- Your task -
For the word "spatialite", report how many lines of the records below contain it, and nothing more.

- Material provided -
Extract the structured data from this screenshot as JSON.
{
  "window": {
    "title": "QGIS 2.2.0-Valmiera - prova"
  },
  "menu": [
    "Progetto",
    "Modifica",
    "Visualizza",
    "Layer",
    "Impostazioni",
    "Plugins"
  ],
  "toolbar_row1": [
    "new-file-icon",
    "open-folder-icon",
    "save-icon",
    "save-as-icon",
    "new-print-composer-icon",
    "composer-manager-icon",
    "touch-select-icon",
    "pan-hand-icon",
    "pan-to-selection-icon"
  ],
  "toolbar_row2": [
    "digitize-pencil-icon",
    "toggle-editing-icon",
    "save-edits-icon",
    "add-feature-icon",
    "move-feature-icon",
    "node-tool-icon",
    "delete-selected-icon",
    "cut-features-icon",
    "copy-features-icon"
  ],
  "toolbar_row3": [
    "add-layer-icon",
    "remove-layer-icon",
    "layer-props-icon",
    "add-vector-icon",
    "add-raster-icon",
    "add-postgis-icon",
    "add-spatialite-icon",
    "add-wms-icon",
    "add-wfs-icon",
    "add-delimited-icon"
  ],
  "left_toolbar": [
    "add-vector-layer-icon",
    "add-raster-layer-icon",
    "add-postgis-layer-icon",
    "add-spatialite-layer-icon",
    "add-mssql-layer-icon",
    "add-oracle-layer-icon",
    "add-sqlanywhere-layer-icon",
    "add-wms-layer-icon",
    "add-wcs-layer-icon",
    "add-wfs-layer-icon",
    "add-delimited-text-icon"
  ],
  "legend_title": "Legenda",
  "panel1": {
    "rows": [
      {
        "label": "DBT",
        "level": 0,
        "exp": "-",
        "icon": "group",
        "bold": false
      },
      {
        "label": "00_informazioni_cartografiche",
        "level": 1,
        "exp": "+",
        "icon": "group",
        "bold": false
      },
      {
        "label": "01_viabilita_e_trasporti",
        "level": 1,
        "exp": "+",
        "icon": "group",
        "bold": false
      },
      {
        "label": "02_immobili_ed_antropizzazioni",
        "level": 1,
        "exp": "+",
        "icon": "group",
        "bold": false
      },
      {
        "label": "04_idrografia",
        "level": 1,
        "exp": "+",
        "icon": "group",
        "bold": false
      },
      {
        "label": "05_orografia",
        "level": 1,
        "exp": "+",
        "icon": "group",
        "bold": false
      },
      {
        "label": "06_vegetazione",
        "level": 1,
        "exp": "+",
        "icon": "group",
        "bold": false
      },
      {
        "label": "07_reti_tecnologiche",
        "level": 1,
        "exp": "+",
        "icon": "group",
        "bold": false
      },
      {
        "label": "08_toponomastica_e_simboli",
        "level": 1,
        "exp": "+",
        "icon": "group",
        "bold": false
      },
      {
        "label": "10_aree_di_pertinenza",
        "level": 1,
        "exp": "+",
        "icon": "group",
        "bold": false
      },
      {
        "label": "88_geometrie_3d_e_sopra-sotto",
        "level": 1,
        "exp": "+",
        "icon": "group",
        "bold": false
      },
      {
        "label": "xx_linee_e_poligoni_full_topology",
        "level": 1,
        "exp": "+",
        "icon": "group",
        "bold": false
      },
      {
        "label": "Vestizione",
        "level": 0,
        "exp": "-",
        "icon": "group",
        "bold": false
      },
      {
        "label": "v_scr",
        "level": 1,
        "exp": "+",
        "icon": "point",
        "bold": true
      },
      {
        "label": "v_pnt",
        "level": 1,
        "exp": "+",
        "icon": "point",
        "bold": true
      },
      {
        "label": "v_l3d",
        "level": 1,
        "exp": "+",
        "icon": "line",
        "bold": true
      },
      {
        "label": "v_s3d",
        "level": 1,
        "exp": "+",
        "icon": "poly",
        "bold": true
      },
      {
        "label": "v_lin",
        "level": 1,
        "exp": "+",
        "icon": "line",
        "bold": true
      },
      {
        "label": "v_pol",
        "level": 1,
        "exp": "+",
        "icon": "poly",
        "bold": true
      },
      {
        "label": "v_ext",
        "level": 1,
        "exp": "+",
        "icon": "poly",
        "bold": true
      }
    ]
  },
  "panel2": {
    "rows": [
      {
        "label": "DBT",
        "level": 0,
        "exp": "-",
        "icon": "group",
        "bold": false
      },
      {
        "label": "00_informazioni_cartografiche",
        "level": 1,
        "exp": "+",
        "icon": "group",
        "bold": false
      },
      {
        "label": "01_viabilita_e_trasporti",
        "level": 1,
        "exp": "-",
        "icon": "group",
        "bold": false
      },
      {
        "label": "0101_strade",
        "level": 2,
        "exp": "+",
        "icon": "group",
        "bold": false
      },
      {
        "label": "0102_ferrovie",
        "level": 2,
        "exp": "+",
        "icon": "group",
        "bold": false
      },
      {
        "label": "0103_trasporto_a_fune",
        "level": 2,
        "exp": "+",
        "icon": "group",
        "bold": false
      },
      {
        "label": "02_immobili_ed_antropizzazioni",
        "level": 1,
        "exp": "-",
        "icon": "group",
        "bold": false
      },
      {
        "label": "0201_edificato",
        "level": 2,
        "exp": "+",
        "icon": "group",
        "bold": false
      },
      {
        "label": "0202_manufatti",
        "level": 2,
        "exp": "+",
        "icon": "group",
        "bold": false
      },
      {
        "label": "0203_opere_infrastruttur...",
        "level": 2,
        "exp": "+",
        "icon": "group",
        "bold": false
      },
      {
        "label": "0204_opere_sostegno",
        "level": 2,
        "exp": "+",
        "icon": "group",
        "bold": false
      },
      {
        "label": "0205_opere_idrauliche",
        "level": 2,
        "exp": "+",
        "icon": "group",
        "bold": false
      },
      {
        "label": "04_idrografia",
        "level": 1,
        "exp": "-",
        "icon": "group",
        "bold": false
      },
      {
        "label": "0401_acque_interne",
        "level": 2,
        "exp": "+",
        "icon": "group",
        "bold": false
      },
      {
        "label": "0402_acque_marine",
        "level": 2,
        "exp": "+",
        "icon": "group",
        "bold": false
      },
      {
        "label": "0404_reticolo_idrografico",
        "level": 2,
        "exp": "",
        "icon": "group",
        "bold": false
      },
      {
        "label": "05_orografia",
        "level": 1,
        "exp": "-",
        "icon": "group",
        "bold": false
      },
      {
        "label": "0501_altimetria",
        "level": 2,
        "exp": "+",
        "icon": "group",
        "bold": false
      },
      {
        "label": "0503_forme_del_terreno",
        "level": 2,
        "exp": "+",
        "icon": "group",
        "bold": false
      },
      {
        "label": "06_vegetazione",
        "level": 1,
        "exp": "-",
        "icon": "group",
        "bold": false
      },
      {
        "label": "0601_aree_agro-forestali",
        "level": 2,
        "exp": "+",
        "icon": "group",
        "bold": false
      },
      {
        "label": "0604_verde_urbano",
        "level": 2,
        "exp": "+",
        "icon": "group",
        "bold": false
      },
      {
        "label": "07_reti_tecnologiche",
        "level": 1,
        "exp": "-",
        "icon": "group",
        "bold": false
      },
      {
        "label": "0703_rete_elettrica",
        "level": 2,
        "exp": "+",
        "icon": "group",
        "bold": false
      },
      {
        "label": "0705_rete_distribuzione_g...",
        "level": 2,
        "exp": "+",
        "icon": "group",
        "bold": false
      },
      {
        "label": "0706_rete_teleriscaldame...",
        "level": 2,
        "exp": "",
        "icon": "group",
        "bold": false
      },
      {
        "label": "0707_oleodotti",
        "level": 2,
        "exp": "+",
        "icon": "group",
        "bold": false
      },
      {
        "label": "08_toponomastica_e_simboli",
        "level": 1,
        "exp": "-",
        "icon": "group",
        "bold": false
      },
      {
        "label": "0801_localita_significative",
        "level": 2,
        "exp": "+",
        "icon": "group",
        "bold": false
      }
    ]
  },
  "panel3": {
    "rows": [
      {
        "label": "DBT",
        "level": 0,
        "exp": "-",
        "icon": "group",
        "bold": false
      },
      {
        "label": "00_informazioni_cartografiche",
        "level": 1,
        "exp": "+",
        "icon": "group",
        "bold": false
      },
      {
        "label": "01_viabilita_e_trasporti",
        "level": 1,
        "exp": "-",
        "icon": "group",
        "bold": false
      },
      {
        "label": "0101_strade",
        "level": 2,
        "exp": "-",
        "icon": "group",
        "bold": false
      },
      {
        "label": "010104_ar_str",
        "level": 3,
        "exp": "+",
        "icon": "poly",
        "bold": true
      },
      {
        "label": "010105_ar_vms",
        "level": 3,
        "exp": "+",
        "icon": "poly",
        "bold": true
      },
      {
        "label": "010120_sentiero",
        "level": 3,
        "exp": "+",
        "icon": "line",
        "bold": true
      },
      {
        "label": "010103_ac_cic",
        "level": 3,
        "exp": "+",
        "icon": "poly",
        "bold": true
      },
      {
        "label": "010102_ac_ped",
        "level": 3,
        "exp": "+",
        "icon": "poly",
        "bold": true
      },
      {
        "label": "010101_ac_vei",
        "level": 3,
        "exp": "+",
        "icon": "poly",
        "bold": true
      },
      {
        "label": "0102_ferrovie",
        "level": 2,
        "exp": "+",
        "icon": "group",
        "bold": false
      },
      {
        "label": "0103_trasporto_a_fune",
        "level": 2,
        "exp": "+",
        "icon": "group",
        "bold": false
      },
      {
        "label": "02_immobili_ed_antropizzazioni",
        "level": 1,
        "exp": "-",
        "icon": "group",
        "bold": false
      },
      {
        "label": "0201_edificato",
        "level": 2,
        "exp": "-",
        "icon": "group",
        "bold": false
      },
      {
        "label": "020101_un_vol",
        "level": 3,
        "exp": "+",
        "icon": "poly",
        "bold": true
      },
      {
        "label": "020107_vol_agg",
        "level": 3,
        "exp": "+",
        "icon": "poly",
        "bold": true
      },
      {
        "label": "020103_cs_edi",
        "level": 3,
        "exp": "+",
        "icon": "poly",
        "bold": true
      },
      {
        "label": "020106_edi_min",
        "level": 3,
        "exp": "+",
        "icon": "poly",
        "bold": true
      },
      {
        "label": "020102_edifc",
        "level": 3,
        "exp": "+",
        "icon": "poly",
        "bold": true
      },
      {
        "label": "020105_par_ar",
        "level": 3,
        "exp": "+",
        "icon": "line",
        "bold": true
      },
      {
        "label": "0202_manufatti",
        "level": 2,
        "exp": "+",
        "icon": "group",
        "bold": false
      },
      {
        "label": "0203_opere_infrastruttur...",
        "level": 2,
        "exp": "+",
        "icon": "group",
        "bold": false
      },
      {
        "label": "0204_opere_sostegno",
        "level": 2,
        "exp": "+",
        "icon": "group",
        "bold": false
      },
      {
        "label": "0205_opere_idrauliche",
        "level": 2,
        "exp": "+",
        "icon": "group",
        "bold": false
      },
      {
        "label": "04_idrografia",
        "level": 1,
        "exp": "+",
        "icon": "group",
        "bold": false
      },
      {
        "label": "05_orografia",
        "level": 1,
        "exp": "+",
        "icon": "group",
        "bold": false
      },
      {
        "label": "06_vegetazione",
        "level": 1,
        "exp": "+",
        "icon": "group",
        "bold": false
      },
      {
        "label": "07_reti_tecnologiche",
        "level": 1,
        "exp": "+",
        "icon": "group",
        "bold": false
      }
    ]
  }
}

- Response to this exercise -
2